One evening last spring when eighth grade English teacher, Chelsea Kordecki, put down her last student’s essay, she smiled. She had just finished pilot testing a new instructional product from Turnitin that promised students would revise more often and write better essays. The product, Revision Assistant, had delivered and Mrs. Kordecki was pleased to see that it had delivered in a big way.
Students in Mrs. Kordecki’s classes at Riverside Middle School in Pennsylvania wrote longer essays that were noticeably better. She found that using the program had helped students develop “a brand new confidence.” She said, “Using Revision Assistant definitely boosted their self-esteem.” In a newly released Turnitin pilot study on Revision Assistant’s effectiveness, results from Mrs. Kordecki’s classes were consistent across all classes participating in the study. Click to Tweet.

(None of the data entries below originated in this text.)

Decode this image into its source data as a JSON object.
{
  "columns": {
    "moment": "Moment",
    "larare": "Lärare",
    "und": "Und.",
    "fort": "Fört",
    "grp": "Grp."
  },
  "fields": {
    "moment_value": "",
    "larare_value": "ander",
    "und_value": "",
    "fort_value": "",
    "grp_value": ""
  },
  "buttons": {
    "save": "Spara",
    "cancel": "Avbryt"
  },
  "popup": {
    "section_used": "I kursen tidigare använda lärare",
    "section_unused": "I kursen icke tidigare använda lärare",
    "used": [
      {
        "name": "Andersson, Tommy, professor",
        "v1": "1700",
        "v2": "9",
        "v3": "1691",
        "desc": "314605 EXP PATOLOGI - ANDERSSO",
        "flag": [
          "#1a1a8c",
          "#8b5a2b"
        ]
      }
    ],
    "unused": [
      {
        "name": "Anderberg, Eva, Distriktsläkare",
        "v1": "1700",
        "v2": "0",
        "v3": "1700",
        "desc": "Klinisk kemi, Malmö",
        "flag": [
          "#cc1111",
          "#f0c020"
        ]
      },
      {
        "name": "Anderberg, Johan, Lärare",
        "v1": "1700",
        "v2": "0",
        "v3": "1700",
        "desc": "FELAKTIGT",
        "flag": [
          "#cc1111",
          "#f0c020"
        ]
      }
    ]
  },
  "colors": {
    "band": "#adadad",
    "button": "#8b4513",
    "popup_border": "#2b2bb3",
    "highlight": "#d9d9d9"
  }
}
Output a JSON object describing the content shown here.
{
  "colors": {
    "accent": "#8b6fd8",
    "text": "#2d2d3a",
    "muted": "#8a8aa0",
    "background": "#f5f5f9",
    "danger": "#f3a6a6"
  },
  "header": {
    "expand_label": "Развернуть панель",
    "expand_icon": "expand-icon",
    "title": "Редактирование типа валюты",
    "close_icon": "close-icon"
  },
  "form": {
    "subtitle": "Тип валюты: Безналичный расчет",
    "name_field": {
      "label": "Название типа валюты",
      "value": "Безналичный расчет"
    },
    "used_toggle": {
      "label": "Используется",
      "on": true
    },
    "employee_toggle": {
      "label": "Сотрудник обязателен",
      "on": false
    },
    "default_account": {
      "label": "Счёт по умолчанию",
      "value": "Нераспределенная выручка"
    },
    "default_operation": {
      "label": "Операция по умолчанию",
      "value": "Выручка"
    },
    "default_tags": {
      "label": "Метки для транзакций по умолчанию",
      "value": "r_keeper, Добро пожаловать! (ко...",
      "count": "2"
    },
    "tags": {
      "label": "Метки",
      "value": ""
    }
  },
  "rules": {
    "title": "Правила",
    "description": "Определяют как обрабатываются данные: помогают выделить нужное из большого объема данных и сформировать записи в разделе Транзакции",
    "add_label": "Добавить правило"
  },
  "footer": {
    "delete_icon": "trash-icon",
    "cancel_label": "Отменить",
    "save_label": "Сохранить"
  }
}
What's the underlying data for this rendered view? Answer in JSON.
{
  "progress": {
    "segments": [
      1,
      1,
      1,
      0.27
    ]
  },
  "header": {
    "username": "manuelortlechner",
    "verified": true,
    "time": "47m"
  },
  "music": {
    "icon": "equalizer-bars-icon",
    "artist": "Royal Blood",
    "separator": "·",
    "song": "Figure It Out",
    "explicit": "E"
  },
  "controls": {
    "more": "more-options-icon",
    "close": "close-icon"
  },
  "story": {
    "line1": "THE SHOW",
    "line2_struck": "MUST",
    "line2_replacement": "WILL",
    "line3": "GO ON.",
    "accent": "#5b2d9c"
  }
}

Revision Assistant is an instructional writing tool for middle and high schools giving immediate and actionable feedback in the form of Signal Checks to students while they write. The spring 2015 pilot test evaluated Revision Assistant’s effectiveness in inspiring students to write, revise and improve their essays. In all, more than 3,400 students and 164 teachers from 18 schools participated in the pilot. A summary of the results found:
●On average, middle school students wrote eleven drafts before submitting their final essay and 93 percent revised at least one time.
●On average, high school students wrote seven drafts before submitting their final essay and 94.4 percent revised at least one time.
●Essays of middle school students initially averaging 178 words grew to 262 words after using Revision Assistant.
●Based on a trait-based, 1-4 rubric scale comprised of four genre-specific traits, initial average signal checks for middle school students before using Revision Assistant was 2.02 which increased to 2.48 by the fifth draft; and then 2.99 by the final submission.
According to Elijah Mayfield, the Turnitin VP of New Technologies who developed the product, the actionable feedback Revision Assistant gives mirrors what takes place in the classroom by design. “The type of feedback Revision Assistant gives is motivational and specific in where a student can improve. In other words, the feedback is exactly like the feedback a teacher would give with the added bonus of being immediate,” added Mayfield. Watch a conversation with Mayfield on effective feedback here: https://youtu.be/YifrCTxV2us.
Teachers agree that the immediacy of feedback, given in-line and attached to the specific highlighted sentence, motivates students to keep rewriting and improving with each draft.
“That idea that clicking the signal check would highlight some particular sentence that needed work led students to read over their work, instantly trying to make it better in a way that they could never accomplish with my assistance alone. It was a real extension of my reach.” said TC Niemann, 6-12 grade English teacher at Hostos Lincoln Academy, in NYC South Bronx.
“My students responded to Revision Assistant in a way I had never anticipated,” said Mrs. Kordecki. “Getting students to revise, in a meaningful way not just correcting punctuation and grammar, is perhaps the most difficult part of my teaching.”
See more video interviews with teachers and students talking about Revision Assistant here: https://youtu.be/vyzt1TvVWHo.